Activity:
Word for word, copy the records and drop the pictures.

Element data from apps and pages

=== Section Start ===

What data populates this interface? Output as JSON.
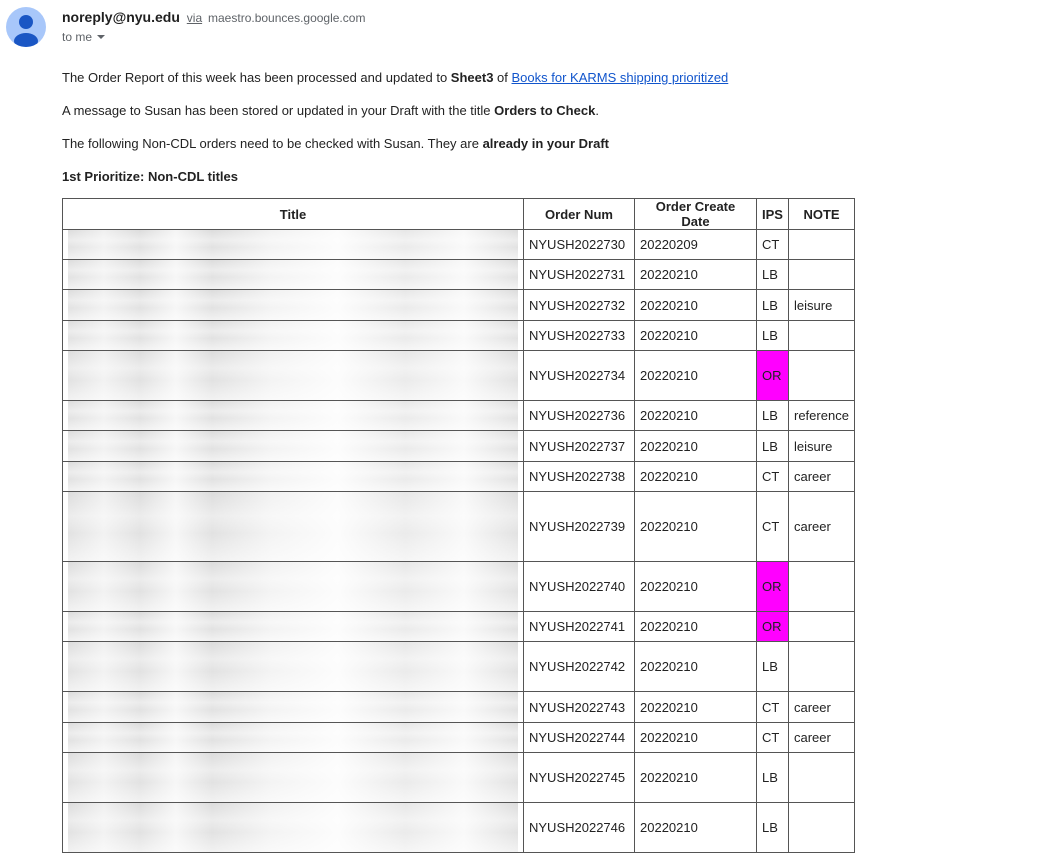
{
  "email": {
    "sender_name": "noreply@nyu.edu",
    "via_label": "via",
    "via_domain": "maestro.bounces.google.com",
    "recipient": "to me"
  },
  "body": {
    "p1_prefix": "The Order Report of this week has been processed and updated to ",
    "p1_sheet": "Sheet3",
    "p1_of": " of ",
    "p1_link": "Books for KARMS shipping prioritized",
    "p2_prefix": "A message to Susan has been stored or updated in your Draft with the title ",
    "p2_title": "Orders to Check",
    "p2_suffix": ".",
    "p3_prefix": "The following Non-CDL orders need to be checked with Susan. They are ",
    "p3_bold": "already in your Draft",
    "section_heading": "1st Prioritize: Non-CDL titles"
  },
  "table": {
    "headers": {
      "title": "Title",
      "order_num": "Order Num",
      "order_date": "Order Create Date",
      "ips": "IPS",
      "note": "NOTE"
    },
    "rows": [
      {
        "order_num": "NYUSH2022730",
        "date": "20220209",
        "ips": "CT",
        "note": ""
      },
      {
        "order_num": "NYUSH2022731",
        "date": "20220210",
        "ips": "LB",
        "note": ""
      },
      {
        "order_num": "NYUSH2022732",
        "date": "20220210",
        "ips": "LB",
        "note": "leisure"
      },
      {
        "order_num": "NYUSH2022733",
        "date": "20220210",
        "ips": "LB",
        "note": ""
      },
      {
        "order_num": "NYUSH2022734",
        "date": "20220210",
        "ips": "OR",
        "note": ""
      },
      {
        "order_num": "NYUSH2022736",
        "date": "20220210",
        "ips": "LB",
        "note": "reference"
      },
      {
        "order_num": "NYUSH2022737",
        "date": "20220210",
        "ips": "LB",
        "note": "leisure"
      },
      {
        "order_num": "NYUSH2022738",
        "date": "20220210",
        "ips": "CT",
        "note": "career"
      },
      {
        "order_num": "NYUSH2022739",
        "date": "20220210",
        "ips": "CT",
        "note": "career"
      },
      {
        "order_num": "NYUSH2022740",
        "date": "20220210",
        "ips": "OR",
        "note": ""
      },
      {
        "order_num": "NYUSH2022741",
        "date": "20220210",
        "ips": "OR",
        "note": ""
      },
      {
        "order_num": "NYUSH2022742",
        "date": "20220210",
        "ips": "LB",
        "note": ""
      },
      {
        "order_num": "NYUSH2022743",
        "date": "20220210",
        "ips": "CT",
        "note": "career"
      },
      {
        "order_num": "NYUSH2022744",
        "date": "20220210",
        "ips": "CT",
        "note": "career"
      },
      {
        "order_num": "NYUSH2022745",
        "date": "20220210",
        "ips": "LB",
        "note": ""
      },
      {
        "order_num": "NYUSH2022746",
        "date": "20220210",
        "ips": "LB",
        "note": ""
      }
    ]
  },
  "colors": {
    "or_highlight": "#ff00ff",
    "link": "#1155cc",
    "avatar": "#a8c7fa"
  }
}
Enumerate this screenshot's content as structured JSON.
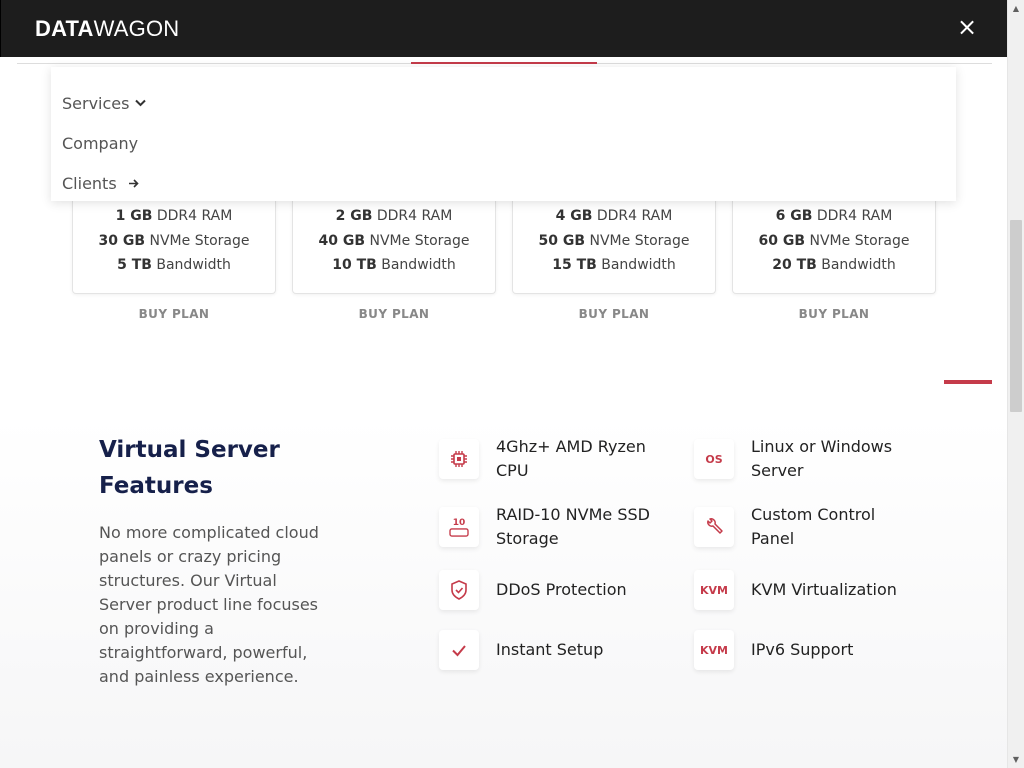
{
  "header": {
    "logo_bold": "DATA",
    "logo_thin": "WAGON",
    "close_icon": "×"
  },
  "menu": {
    "items": [
      {
        "label": "Services",
        "icon": "chevron-down-icon",
        "glyph": "⌄"
      },
      {
        "label": "Company"
      },
      {
        "label": "Clients",
        "icon": "arrow-right-icon",
        "glyph": "➔"
      }
    ]
  },
  "plans": [
    {
      "ram_value": "1 GB",
      "ram_unit": " DDR4 RAM",
      "storage_value": "30 GB",
      "storage_unit": " NVMe Storage",
      "bandwidth_value": "5 TB",
      "bandwidth_unit": " Bandwidth",
      "buy_label": "BUY PLAN"
    },
    {
      "ram_value": "2 GB",
      "ram_unit": " DDR4 RAM",
      "storage_value": "40 GB",
      "storage_unit": " NVMe Storage",
      "bandwidth_value": "10 TB",
      "bandwidth_unit": " Bandwidth",
      "buy_label": "BUY PLAN"
    },
    {
      "ram_value": "4 GB",
      "ram_unit": " DDR4 RAM",
      "storage_value": "50 GB",
      "storage_unit": " NVMe Storage",
      "bandwidth_value": "15 TB",
      "bandwidth_unit": " Bandwidth",
      "buy_label": "BUY PLAN"
    },
    {
      "ram_value": "6 GB",
      "ram_unit": " DDR4 RAM",
      "storage_value": "60 GB",
      "storage_unit": " NVMe Storage",
      "bandwidth_value": "20 TB",
      "bandwidth_unit": " Bandwidth",
      "buy_label": "BUY PLAN"
    }
  ],
  "features_section": {
    "title": "Virtual Server Features",
    "description": "No more complicated cloud panels or crazy pricing structures. Our Virtual Server product line focuses on providing a straightforward, powerful, and painless experience.",
    "items": [
      {
        "label": "4Ghz+ AMD Ryzen CPU",
        "icon": "cpu-chip-icon"
      },
      {
        "label": "Linux or Windows Server",
        "icon": "os-icon",
        "icon_text": "OS"
      },
      {
        "label": "RAID-10 NVMe SSD Storage",
        "icon": "raid-drive-icon",
        "icon_text": "10"
      },
      {
        "label": "Custom Control Panel",
        "icon": "wrench-icon"
      },
      {
        "label": "DDoS Protection",
        "icon": "shield-icon"
      },
      {
        "label": "KVM Virtualization",
        "icon": "kvm-icon",
        "icon_text": "KVM"
      },
      {
        "label": "Instant Setup",
        "icon": "checkmark-icon"
      },
      {
        "label": "IPv6 Support",
        "icon": "kvm-icon",
        "icon_text": "KVM"
      }
    ]
  },
  "colors": {
    "header_bg": "#1d1d1d",
    "accent": "#c53b4a",
    "title": "#16204a"
  }
}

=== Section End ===

Worked solution:
What data populates this interface? Output as JSON.
{
  "email": {
    "sender_name": "noreply@nyu.edu",
    "via_label": "via",
    "via_domain": "maestro.bounces.google.com",
    "recipient": "to me"
  },
  "body": {
    "p1_prefix": "The Order Report of this week has been processed and updated to ",
    "p1_sheet": "Sheet3",
    "p1_of": " of ",
    "p1_link": "Books for KARMS shipping prioritized",
    "p2_prefix": "A message to Susan has been stored or updated in your Draft with the title ",
    "p2_title": "Orders to Check",
    "p2_suffix": ".",
    "p3_prefix": "The following Non-CDL orders need to be checked with Susan. They are ",
    "p3_bold": "already in your Draft",
    "section_heading": "1st Prioritize: Non-CDL titles"
  },
  "table": {
    "headers": {
      "title": "Title",
      "order_num": "Order Num",
      "order_date": "Order Create Date",
      "ips": "IPS",
      "note": "NOTE"
    },
    "rows": [
      {
        "order_num": "NYUSH2022730",
        "date": "20220209",
        "ips": "CT",
        "note": ""
      },
      {
        "order_num": "NYUSH2022731",
        "date": "20220210",
        "ips": "LB",
        "note": ""
      },
      {
        "order_num": "NYUSH2022732",
        "date": "20220210",
        "ips": "LB",
        "note": "leisure"
      },
      {
        "order_num": "NYUSH2022733",
        "date": "20220210",
        "ips": "LB",
        "note": ""
      },
      {
        "order_num": "NYUSH2022734",
        "date": "20220210",
        "ips": "OR",
        "note": ""
      },
      {
        "order_num": "NYUSH2022736",
        "date": "20220210",
        "ips": "LB",
        "note": "reference"
      },
      {
        "order_num": "NYUSH2022737",
        "date": "20220210",
        "ips": "LB",
        "note": "leisure"
      },
      {
        "order_num": "NYUSH2022738",
        "date": "20220210",
        "ips": "CT",
        "note": "career"
      },
      {
        "order_num": "NYUSH2022739",
        "date": "20220210",
        "ips": "CT",
        "note": "career"
      },
      {
        "order_num": "NYUSH2022740",
        "date": "20220210",
        "ips": "OR",
        "note": ""
      },
      {
        "order_num": "NYUSH2022741",
        "date": "20220210",
        "ips": "OR",
        "note": ""
      },
      {
        "order_num": "NYUSH2022742",
        "date": "20220210",
        "ips": "LB",
        "note": ""
      },
      {
        "order_num": "NYUSH2022743",
        "date": "20220210",
        "ips": "CT",
        "note": "career"
      },
      {
        "order_num": "NYUSH2022744",
        "date": "20220210",
        "ips": "CT",
        "note": "career"
      },
      {
        "order_num": "NYUSH2022745",
        "date": "20220210",
        "ips": "LB",
        "note": ""
      },
      {
        "order_num": "NYUSH2022746",
        "date": "20220210",
        "ips": "LB",
        "note": ""
      }
    ]
  },
  "colors": {
    "or_highlight": "#ff00ff",
    "link": "#1155cc",
    "avatar": "#a8c7fa"
  }
}
Enumerate this screenshot's content as structured JSON.
{
  "header": {
    "logo_bold": "DATA",
    "logo_thin": "WAGON",
    "close_icon": "×"
  },
  "menu": {
    "items": [
      {
        "label": "Services",
        "icon": "chevron-down-icon",
        "glyph": "⌄"
      },
      {
        "label": "Company"
      },
      {
        "label": "Clients",
        "icon": "arrow-right-icon",
        "glyph": "➔"
      }
    ]
  },
  "plans": [
    {
      "ram_value": "1 GB",
      "ram_unit": " DDR4 RAM",
      "storage_value": "30 GB",
      "storage_unit": " NVMe Storage",
      "bandwidth_value": "5 TB",
      "bandwidth_unit": " Bandwidth",
      "buy_label": "BUY PLAN"
    },
    {
      "ram_value": "2 GB",
      "ram_unit": " DDR4 RAM",
      "storage_value": "40 GB",
      "storage_unit": " NVMe Storage",
      "bandwidth_value": "10 TB",
      "bandwidth_unit": " Bandwidth",
      "buy_label": "BUY PLAN"
    },
    {
      "ram_value": "4 GB",
      "ram_unit": " DDR4 RAM",
      "storage_value": "50 GB",
      "storage_unit": " NVMe Storage",
      "bandwidth_value": "15 TB",
      "bandwidth_unit": " Bandwidth",
      "buy_label": "BUY PLAN"
    },
    {
      "ram_value": "6 GB",
      "ram_unit": " DDR4 RAM",
      "storage_value": "60 GB",
      "storage_unit": " NVMe Storage",
      "bandwidth_value": "20 TB",
      "bandwidth_unit": " Bandwidth",
      "buy_label": "BUY PLAN"
    }
  ],
  "features_section": {
    "title": "Virtual Server Features",
    "description": "No more complicated cloud panels or crazy pricing structures. Our Virtual Server product line focuses on providing a straightforward, powerful, and painless experience.",
    "items": [
      {
        "label": "4Ghz+ AMD Ryzen CPU",
        "icon": "cpu-chip-icon"
      },
      {
        "label": "Linux or Windows Server",
        "icon": "os-icon",
        "icon_text": "OS"
      },
      {
        "label": "RAID-10 NVMe SSD Storage",
        "icon": "raid-drive-icon",
        "icon_text": "10"
      },
      {
        "label": "Custom Control Panel",
        "icon": "wrench-icon"
      },
      {
        "label": "DDoS Protection",
        "icon": "shield-icon"
      },
      {
        "label": "KVM Virtualization",
        "icon": "kvm-icon",
        "icon_text": "KVM"
      },
      {
        "label": "Instant Setup",
        "icon": "checkmark-icon"
      },
      {
        "label": "IPv6 Support",
        "icon": "kvm-icon",
        "icon_text": "KVM"
      }
    ]
  },
  "colors": {
    "header_bg": "#1d1d1d",
    "accent": "#c53b4a",
    "title": "#16204a"
  }
}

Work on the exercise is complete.